Let's assume you submit the following update request to master1:

UPDATE users SET user_last_login = '2008-09-15 17:58:30' WHERE user_id=1;
which is executed on master1 at the time set in user_last_login plus 1 second (at 2008-09-15 17:58:31).
Now the following is submitted to master2:
UPDATE users SET user_last_login = '2008-09-15 17:58:32' WHERE user_id=1;
which is executed on master2 at the same time set in user_last_login plus 1 second (at 2008-09-15 17:58:33).
Lastly, the update on master2 is replicated to master1, and the update on master1 is replicated to master2.
Here is what was executed on master1:
UPDATE users SET user_last_login = '2008-09-15 17:58:30' WHERE user_id=1;
UPDATE users SET user_last_login = '2008-09-15 17:58:32' WHERE user_id=1;
and on master2:
UPDATE users SET user_last_login = '2008-09-15 17:58:32' WHERE user_id=1;
UPDATE users SET user_last_login = '2008-09-15 17:58:30' WHERE user_id=1;
Now we have different values on each server.

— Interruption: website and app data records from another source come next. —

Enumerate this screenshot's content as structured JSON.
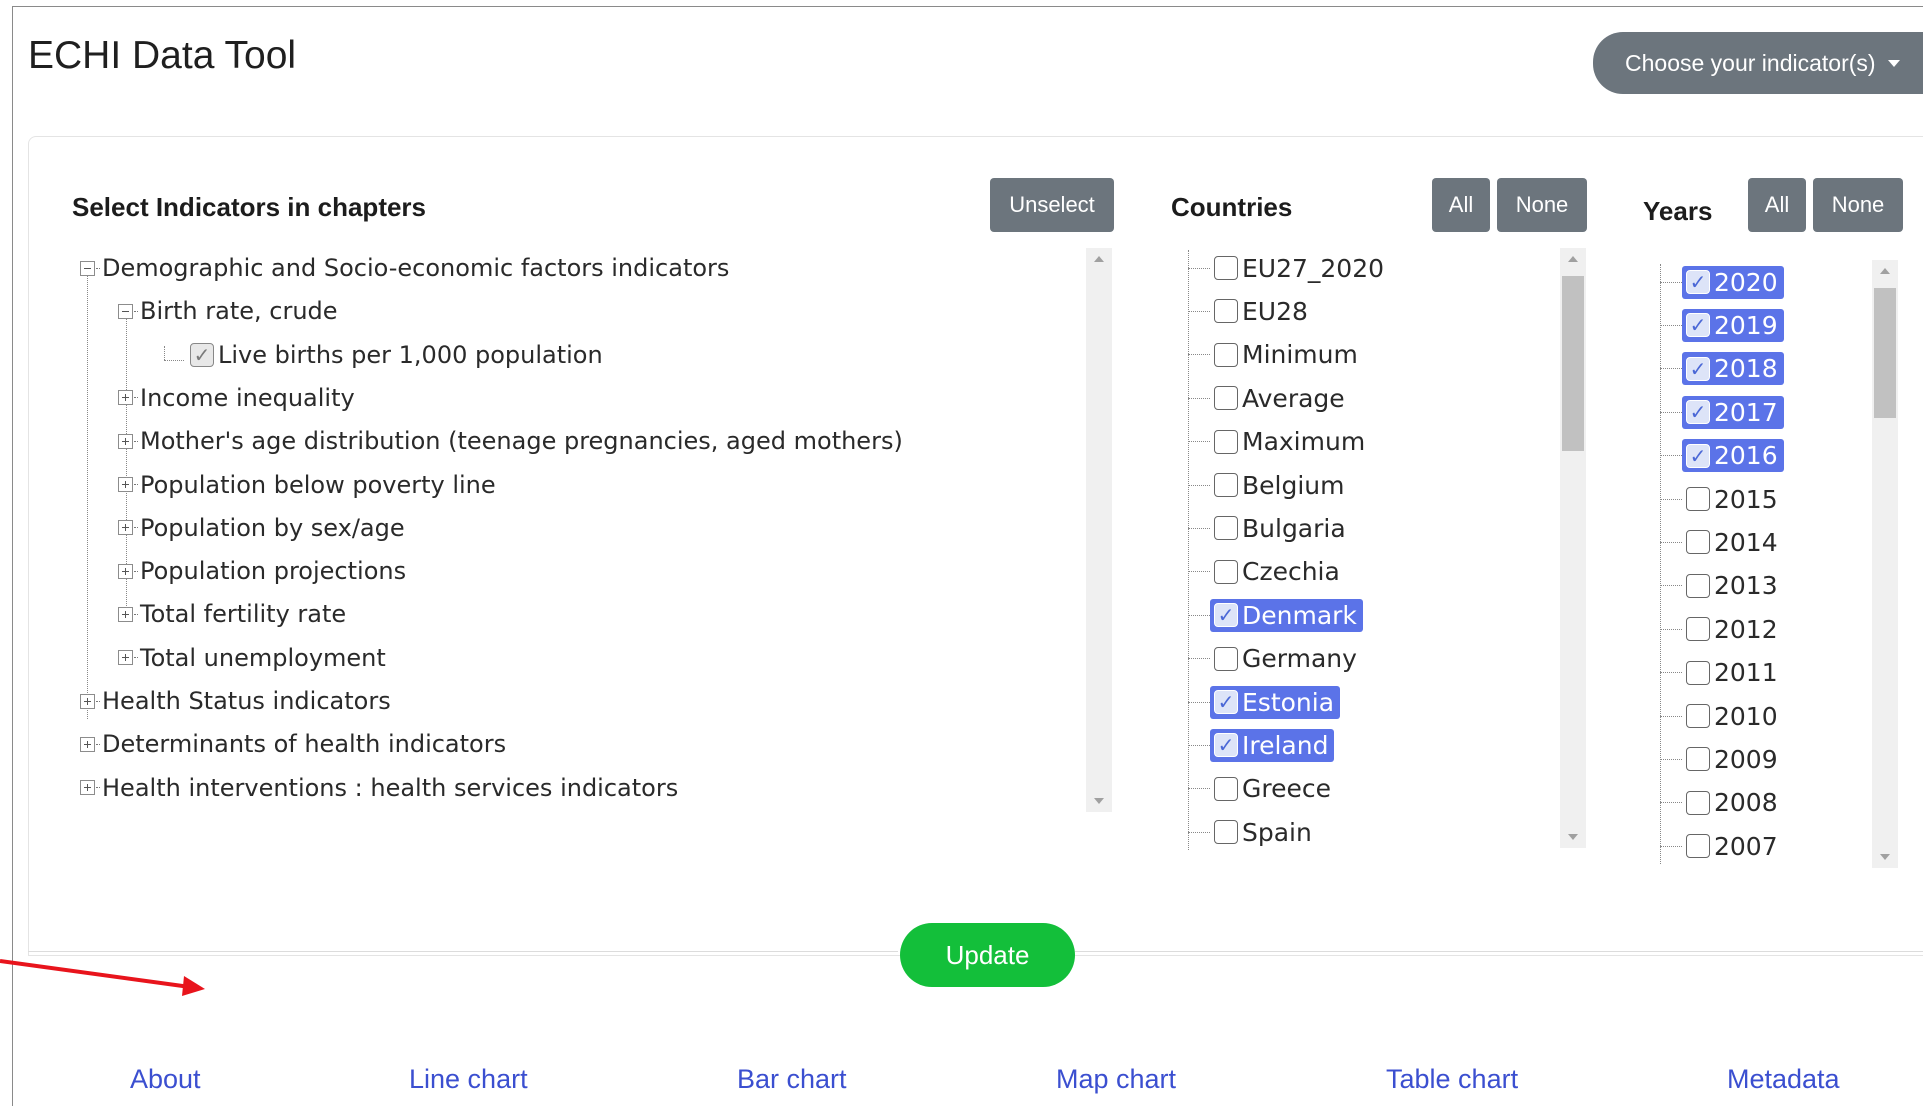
{
  "app": {
    "title": "ECHI Data Tool",
    "indicator_button": "Choose your indicator(s)"
  },
  "indicators": {
    "header": "Select Indicators in chapters",
    "unselect_label": "Unselect",
    "tree": [
      {
        "label": "Demographic and Socio-economic factors indicators",
        "level": 0,
        "expanded": true
      },
      {
        "label": "Birth rate, crude",
        "level": 1,
        "expanded": true
      },
      {
        "label": "Live births per 1,000 population",
        "level": 2,
        "checked": true
      },
      {
        "label": "Income inequality",
        "level": 1,
        "expanded": false
      },
      {
        "label": "Mother's age distribution (teenage pregnancies, aged mothers)",
        "level": 1,
        "expanded": false
      },
      {
        "label": "Population below poverty line",
        "level": 1,
        "expanded": false
      },
      {
        "label": "Population by sex/age",
        "level": 1,
        "expanded": false
      },
      {
        "label": "Population projections",
        "level": 1,
        "expanded": false
      },
      {
        "label": "Total fertility rate",
        "level": 1,
        "expanded": false
      },
      {
        "label": "Total unemployment",
        "level": 1,
        "expanded": false
      },
      {
        "label": "Health Status indicators",
        "level": 0,
        "expanded": false
      },
      {
        "label": "Determinants of health indicators",
        "level": 0,
        "expanded": false
      },
      {
        "label": "Health interventions : health services indicators",
        "level": 0,
        "expanded": false
      }
    ]
  },
  "countries": {
    "header": "Countries",
    "all_label": "All",
    "none_label": "None",
    "items": [
      {
        "label": "EU27_2020",
        "selected": false
      },
      {
        "label": "EU28",
        "selected": false
      },
      {
        "label": "Minimum",
        "selected": false
      },
      {
        "label": "Average",
        "selected": false
      },
      {
        "label": "Maximum",
        "selected": false
      },
      {
        "label": "Belgium",
        "selected": false
      },
      {
        "label": "Bulgaria",
        "selected": false
      },
      {
        "label": "Czechia",
        "selected": false
      },
      {
        "label": "Denmark",
        "selected": true
      },
      {
        "label": "Germany",
        "selected": false
      },
      {
        "label": "Estonia",
        "selected": true
      },
      {
        "label": "Ireland",
        "selected": true
      },
      {
        "label": "Greece",
        "selected": false
      },
      {
        "label": "Spain",
        "selected": false
      }
    ]
  },
  "years": {
    "header": "Years",
    "all_label": "All",
    "none_label": "None",
    "items": [
      {
        "label": "2020",
        "selected": true
      },
      {
        "label": "2019",
        "selected": true
      },
      {
        "label": "2018",
        "selected": true
      },
      {
        "label": "2017",
        "selected": true
      },
      {
        "label": "2016",
        "selected": true
      },
      {
        "label": "2015",
        "selected": false
      },
      {
        "label": "2014",
        "selected": false
      },
      {
        "label": "2013",
        "selected": false
      },
      {
        "label": "2012",
        "selected": false
      },
      {
        "label": "2011",
        "selected": false
      },
      {
        "label": "2010",
        "selected": false
      },
      {
        "label": "2009",
        "selected": false
      },
      {
        "label": "2008",
        "selected": false
      },
      {
        "label": "2007",
        "selected": false
      }
    ]
  },
  "update_label": "Update",
  "footer": {
    "links": [
      "About",
      "Line chart",
      "Bar chart",
      "Map chart",
      "Table chart",
      "Metadata"
    ]
  },
  "colors": {
    "selected_chip": "#5b73e8",
    "button_grey": "#6c757d",
    "update_green": "#13bf3a",
    "link_blue": "#3b4fd0",
    "annotation_arrow": "#e8141c"
  }
}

Uh oh.

Delete Conflict

This can occur when a delete occurs on master1 and before that delete is replicated to master2, an update to the PK used for the delete in statement1 on master1 is executed on master2. Imagine the following is executed on master1:

DELETE FROM user WHERE user_name='user1';
and the following is executed on master2:
UPDATE user SET user_name='user3' WHERE user_name='user1';
Now we have inconsistent data on each server. Uh oh.


In short, there are a variety of challenges to overcome in a multi-master replication setup. These problems are exacerbated by asynchronous operations on your data set. A few bullets of advice:
  • Reduce complex transactions to be written to a single server.
  • Monitor server lag.
  • Be prepared for failure. The more you distribute your data set and scale your service, the more you will need to deal with failures.



Google Code as Personal Wiki/VC Tool

I figured I would put this up as some folks might find the idea useful. For a long time I've wanted an externally available, free, reliable, hosted environment that had a personal wiki and version control. I would have loved to find a Trac+Subversion environment but I didn't trust any of the free ones out there. I've got tons of documentation that I create that seems to get lost in a slew of .txt files in my home directory. Likewise I've got lots of sample code that gets created as Foo.java, foo.js, foo.php etc and ends up disappearing. Google Code is a hosting service that has version control via subversion, issue tracking, wiki pages and a bunch of other features that I didn't really need. Today I noticed the link on Google Code saying, "Create a new project", so I thought, "What the heck?" Looking at the TOS and FAQ, there is nothing that prevents me from using this as a personal wiki and version control system. I already keep all of my source under a friendly LICENSE and have no problem doing the same for scripts and documentation as well. I put everything I would need to checkout my home directory (bash scripts, vim files, etc) into subversion. Perfect for when I hop on a new machine. Also good for synchronizing changes between environments. I also threw up a few small java projects that have been sitting out of source control for too long, I'll keep adding more as they come up. I also got started putting a bunch of the files in my local doc/ directory into the wiki. Fortunately I've been using the Trac/MoinMoin syntax for a long time so it shouldn't be too difficult to make the transition from local storage to remote. One of my favorite features so far is that I can check out my wiki onto my local workstation and make changes there with my editor of choice. Very cool. If you're interested, here are some links: So far I only see two downsides. First, I have to be very careful not to commit anything sensitive to the repository as it's public. This generally isn't a problem but I do double check my commits. Second, unless I switch from Ant to Maven in the near future, jar files are going to send me over the 100MB limit sooner than later. I wonder why I don't have storage similar to GMail or Picasa. Oh well.